Scuba Photography Equipment
You need underwater camera equipment with specialized casings and flashes to take a camera underwater. You’ll also learn basic underwater photography tips when you take the PADI Digital Underwater Photographer course.
Also known as : UW photo gear, underwater photography gear, underwater camera, digital underwater photography
The digital photography explosion has been a major benefit for underwater photography, making it easier than ever to get vibrant colors and learn what you’re doing. You can also take lots of pictures on a single dive rather than being limited to one roll of film. There are three basic divisions in cameras :
Point-and-shoot – These are compact, easy-to-use cameras designed for casual, fun pictures of friends, families and events. These are the least costly cameras.
D-SLRs – Digital SLRs (Single Lens Reflex) cameras are for those who are relatively serious about photography. They have multiple lenses you can choose from and other accessories. These are the most costly cameras.
Full-featured – These cameras bridge the gap between point-and-shoot and D-SLRs by offering a moderately compact, easy-to-use camera with many (but not all) the features of a D-SLR. These tend to be much less expensive than D-SLRs, though more expense than point-and-shoots.
You can use all three types underwater. Your PADI Dive Shop or Resort can help you decide which is right for you.
Underwater housing – Although many modern cameras are moisture resistant, none can withstand full submersion without an underwater housing to protect them from water and pressure.
Manual white balance – White balance is how your camera measures the color of the surrounding light and then adjusts to give you good color. Digital cameras do this automatically, but may have difficulty getting a good setting underwater. The ability to set it yourself is a big advantage.
External flash unit – Even though most cameras have a built in flash, underwater it’s beneficial to have a separate flash. This provides more power and lights from a better angle.
Full control access – Some housings limit the controls you have underwater.
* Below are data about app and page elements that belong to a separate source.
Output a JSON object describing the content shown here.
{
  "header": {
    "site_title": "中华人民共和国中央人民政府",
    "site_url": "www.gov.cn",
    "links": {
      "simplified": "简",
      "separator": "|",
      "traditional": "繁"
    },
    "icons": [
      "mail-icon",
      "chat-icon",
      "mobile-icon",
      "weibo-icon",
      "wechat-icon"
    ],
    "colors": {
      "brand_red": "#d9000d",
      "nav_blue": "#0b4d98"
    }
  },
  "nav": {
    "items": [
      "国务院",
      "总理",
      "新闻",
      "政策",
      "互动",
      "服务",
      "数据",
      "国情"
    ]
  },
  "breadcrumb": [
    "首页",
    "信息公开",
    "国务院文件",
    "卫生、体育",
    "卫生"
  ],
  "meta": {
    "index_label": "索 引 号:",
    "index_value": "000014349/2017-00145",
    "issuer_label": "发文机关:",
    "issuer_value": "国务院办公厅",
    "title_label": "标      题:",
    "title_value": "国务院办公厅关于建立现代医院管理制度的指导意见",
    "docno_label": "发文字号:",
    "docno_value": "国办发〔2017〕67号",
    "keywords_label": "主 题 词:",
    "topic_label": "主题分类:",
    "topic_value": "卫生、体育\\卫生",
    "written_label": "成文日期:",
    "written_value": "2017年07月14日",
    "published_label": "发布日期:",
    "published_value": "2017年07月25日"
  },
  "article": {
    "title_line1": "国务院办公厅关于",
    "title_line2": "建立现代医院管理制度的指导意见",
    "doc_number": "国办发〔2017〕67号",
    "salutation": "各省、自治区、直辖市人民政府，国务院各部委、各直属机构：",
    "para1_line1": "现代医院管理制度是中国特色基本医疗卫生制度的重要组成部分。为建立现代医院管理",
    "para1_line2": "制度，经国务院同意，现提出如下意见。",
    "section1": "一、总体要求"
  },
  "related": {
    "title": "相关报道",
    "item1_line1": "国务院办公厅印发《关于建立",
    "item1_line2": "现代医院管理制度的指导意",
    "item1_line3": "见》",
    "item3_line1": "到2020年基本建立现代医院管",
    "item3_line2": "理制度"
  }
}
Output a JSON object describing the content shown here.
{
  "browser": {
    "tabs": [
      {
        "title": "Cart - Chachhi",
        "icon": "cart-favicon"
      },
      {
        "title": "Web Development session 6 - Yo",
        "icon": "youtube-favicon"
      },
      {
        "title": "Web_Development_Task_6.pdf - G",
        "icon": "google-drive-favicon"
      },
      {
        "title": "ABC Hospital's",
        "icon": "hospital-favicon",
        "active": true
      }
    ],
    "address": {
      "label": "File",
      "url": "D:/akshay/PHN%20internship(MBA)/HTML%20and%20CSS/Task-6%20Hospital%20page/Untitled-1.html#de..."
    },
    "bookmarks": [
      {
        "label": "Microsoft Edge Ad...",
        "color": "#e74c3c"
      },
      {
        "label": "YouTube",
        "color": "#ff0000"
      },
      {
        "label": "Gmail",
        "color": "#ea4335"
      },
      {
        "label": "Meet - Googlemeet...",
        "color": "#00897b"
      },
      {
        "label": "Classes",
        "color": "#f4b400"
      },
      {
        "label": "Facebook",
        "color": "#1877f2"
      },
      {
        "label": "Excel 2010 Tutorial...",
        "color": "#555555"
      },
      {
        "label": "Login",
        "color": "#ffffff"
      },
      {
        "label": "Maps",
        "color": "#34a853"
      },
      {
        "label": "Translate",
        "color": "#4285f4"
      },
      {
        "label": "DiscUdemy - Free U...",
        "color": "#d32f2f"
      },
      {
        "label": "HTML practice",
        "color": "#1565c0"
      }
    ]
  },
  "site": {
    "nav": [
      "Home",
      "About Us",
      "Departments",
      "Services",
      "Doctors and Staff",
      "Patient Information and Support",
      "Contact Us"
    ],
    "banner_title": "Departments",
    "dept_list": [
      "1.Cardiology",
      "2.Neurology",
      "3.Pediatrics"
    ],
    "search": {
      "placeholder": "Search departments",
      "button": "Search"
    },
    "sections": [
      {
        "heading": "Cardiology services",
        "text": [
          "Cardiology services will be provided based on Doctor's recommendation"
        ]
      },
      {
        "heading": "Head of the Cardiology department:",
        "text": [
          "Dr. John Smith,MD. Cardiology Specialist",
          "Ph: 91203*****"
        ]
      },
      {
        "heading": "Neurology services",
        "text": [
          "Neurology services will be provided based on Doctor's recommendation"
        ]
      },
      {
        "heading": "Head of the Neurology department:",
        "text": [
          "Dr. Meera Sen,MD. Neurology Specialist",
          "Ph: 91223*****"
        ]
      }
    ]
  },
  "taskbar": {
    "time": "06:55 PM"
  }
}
The more controls your housing provides, the more options you have while shooting.
Wide angle adapter – For point-and-shoot and full-featured camera, a housing system that allows you to use a wide angle lens is an advantage. (Virtually any D-SLR system has this capability).
Large memory card – The memory card should have enough capacity that running out on a single dive is essentially not an issue.
How to choose an underwater camera system
If you’re just starting into underwater photography, your best bet in choosing an underwater camera system is to take the PADI Digital Underwater Photographer course. Intended for the beginner through serious topside shooters, this gets you acquainted with what’s involved and helps you determine what type of system best suits your needs and interests.
- Shop for your camera, housing and strobes or other accessories together. Not all cameras have housings available, and older models may have had housings available, but not any longer.
- If you’re investing in a D-SLR system, consider the entire line. Over time, you’ll invest in lenses and other accessories that you’ll use new models in the same line so you don’t have to start from scratch.
- Read, research and get help. The photo pro at your local PADI Dive Shop or Resort can help, and check out the websites of underwater photography equipment.
- Shoot, shoot and shoot, but don’t be indiscriminate. The PADI Digital Underwater Photographer course will help you avoid rudimentary errors. You shoot lots of pictures in the photo course, which is ultimately what you need to do to learn this craft—practice! You can shoot all you want with digital and delete the stinkers, but, volume doesn’t offset quality. Think about each shot.
- Use a port cover. The most fragile part of your camera housing is the lens port. Boat crews do their best, but housings get bumped and jostled in rinse tanks. Have some kind of neoprene or other material cover for the port, even if you have to make one yourself. Put it in place before you hand a camera up to go into the rinse barrel.
- Consider your computer and software. Your computer and software complete the photo process, so be sure to have a system that matches your interest level. An awkward, difficult system will discourage showing your shots, and that defeats the purpose.